Orlando Philharmonic and Full Sail University present Keith Lay’s Four Dimensions, April 21
The Orlando Philharmonic, in partnership with Full Sail University will hold a concert gala fundraiser program entitled Symphony in HD at Full Sail Live, a state of the art venue in Winter Park, Florida. This performance represents an innovative intersection between classical music and technology.
SATURDAY, APRIL 21, 2012 AT 6:00 PM
Full Sail Live at Full Sail University • 141 University Park Drive, Winter Park
Dirk Meyer Conducts • Brian Smithers, Electronic Wind Instrument (EWI) • Janette Zilioli, soprano • Michelle Mailhot, vocalist
Short works, extracted movements and other gems will fill the evening, including works by Stravinsky, Beethoven, Mozart, Duke Ellington, and Orlando’s own Stella Sung and Keith Lay.
Keith composed a new work, Four Dimensions, exclusively for this event (see below).
Program Notes by Keith Lay
Four Dimensions is an imaginary exploration of existence through music and image, co-created by Visual Artist, Nathan Selikoff and me. The work begins with the Zero Dimension and evolves into the First, Second, Third (our universe of height, width and depth) and finally grows into the Fourth spatial dimension that we can only try to imagine. It is a single movement work lasting under seven minutes.
“Four Dimensions” music is composed for orchestra, an electronic wind instrument called an EWI and electronic sounds. The EWI is treated in this work as a regular woodwind in the orchestra and has several important solos. The electronic music was composed to be a new section of the orchestra – playing a similar role as the winds, brass, strings and percussion do – by presenting new material, serving as an accompaniment, and adding timbral color. It employs both musical pitches and unpitched sounds that mix with the orchestra from many different directions: sometimes from behind you – or from the sides of the hall. Maestro Dirk Meyer will be performing the electronics part from the podium with a Nintendo Wii-mote in his left hand while he conducts. This performance technology was created by my Full Sail colleague, Marc Pinsky for tonight’s concert.

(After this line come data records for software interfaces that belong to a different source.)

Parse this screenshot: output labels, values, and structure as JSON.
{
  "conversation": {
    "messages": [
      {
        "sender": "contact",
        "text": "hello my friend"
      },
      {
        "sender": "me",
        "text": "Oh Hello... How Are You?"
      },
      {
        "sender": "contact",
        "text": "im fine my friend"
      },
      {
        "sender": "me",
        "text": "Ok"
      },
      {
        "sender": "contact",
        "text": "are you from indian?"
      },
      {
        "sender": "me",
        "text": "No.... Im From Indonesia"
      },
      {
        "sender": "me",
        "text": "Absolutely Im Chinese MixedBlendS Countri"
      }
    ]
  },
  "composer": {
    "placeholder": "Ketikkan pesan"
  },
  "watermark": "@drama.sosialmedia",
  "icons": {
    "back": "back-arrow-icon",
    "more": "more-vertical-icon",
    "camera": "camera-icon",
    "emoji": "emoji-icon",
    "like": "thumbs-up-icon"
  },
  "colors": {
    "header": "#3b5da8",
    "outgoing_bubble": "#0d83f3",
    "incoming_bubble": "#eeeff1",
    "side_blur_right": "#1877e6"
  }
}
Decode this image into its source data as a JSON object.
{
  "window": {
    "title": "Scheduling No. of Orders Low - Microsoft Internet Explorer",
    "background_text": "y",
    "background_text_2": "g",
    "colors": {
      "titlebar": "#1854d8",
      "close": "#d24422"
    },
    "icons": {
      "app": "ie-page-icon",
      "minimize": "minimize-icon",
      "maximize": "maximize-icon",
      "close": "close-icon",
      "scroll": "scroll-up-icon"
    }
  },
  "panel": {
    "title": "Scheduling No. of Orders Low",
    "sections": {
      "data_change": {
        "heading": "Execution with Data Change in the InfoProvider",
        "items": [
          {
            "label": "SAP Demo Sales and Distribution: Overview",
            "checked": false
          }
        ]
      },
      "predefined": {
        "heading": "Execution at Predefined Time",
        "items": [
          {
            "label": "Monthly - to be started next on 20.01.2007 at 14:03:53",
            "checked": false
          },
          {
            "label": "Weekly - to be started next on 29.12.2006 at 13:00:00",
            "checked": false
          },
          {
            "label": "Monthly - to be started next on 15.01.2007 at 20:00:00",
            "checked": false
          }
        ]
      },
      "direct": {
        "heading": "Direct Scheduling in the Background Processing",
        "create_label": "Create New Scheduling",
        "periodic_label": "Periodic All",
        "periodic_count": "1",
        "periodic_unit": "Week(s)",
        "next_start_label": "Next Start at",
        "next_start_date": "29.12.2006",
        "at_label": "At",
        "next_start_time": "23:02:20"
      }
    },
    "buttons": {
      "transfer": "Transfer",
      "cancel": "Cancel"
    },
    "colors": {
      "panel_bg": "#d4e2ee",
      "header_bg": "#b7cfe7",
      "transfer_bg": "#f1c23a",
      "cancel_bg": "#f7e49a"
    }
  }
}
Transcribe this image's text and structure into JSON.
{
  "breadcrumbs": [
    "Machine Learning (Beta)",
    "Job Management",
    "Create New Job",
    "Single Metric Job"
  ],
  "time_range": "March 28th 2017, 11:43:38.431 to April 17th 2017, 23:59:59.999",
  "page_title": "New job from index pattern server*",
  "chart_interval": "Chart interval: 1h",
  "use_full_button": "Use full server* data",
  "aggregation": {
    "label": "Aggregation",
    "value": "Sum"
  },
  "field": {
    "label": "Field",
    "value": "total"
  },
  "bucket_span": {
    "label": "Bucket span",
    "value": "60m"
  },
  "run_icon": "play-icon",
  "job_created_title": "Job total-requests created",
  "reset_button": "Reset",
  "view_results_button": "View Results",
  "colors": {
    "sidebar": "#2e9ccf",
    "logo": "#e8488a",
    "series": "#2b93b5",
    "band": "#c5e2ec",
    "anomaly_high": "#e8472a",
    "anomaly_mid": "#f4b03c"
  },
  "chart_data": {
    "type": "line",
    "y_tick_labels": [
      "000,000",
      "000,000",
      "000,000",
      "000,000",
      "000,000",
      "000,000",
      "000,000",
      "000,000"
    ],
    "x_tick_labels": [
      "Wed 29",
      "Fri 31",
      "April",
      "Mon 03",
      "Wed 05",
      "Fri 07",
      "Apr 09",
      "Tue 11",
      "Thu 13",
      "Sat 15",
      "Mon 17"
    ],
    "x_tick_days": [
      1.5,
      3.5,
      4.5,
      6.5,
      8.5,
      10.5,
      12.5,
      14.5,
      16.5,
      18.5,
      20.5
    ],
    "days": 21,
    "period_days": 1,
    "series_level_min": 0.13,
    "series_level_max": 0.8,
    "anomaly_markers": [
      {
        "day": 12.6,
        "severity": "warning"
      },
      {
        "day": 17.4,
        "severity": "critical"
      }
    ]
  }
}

The EWI, performed here by another Full Sail colleague and saxophonist, Brian Smithers, plays exactly like a woodwind instrument. But instead of a reed resonating an air column like a clarinet, the EWI electronically senses fingering, breath and mouthpiece pressure which control the tone, loudness and color of what comes out of its loudspeaker.
The work opens with the “Zero Dimension”. To be or not to be. In fact, the zero dimension really isn’t technically a dimension at all because it is dimensionless. In mathematics, we treat this as as a point that has no size, in physics it is a singularity, in logic it is true or false, on or off. An opening fortissimo chord from the brass represents this declaration of existence. The chord is restated in the electronics, then the woodwinds and then the strings over which the EWI appears with the main theme:
The opening elements: the eight note theme, the opening chords, the polytonal harmonic palette, the idea of moving back and forth between instrument sections of the orchestra and electronic sounds provide much of the developmental content throughout the entire work.
Singularities connect to form lines for the “First Dimension”, represented by a loud, bit-crunchy, electronic sounds emphasizing the tritone in the harmonic palette. Only direction exists in this imaginary universe.
In the Second Dimension, the lines from the First Dimension pair up and briefly connect to form planes. This is a primarily orchestral section featuring rapid EWI passages. Intensity builds with an insistent triplet figure, reaching a climax which breaks into the “Third Dimension”.
The “Third Dimension” provides rhythmic relief with a soaring EWI solo over sustained, beautiful orchestral harmonies. We finally arrive at a quiet, stable point with the piano – repeating a closely voiced extended chord in D minor.
A loud interruption destroys this solace as a hole is torn in our dimensional fabric and we fall into the final “Fourth Dimension”. The 3rd dimension is visible within the 4th just as we in the 3rd dimension can see the 2nd. Here, the opening musical material from each dimension recapitulates and climbs to the final statement. At the close, the EWI and strings take the main theme, the woodwinds repeat the triplet figure from the Second Dimension, and large brass chords build to the final climax, ending with a loud, shaped noise.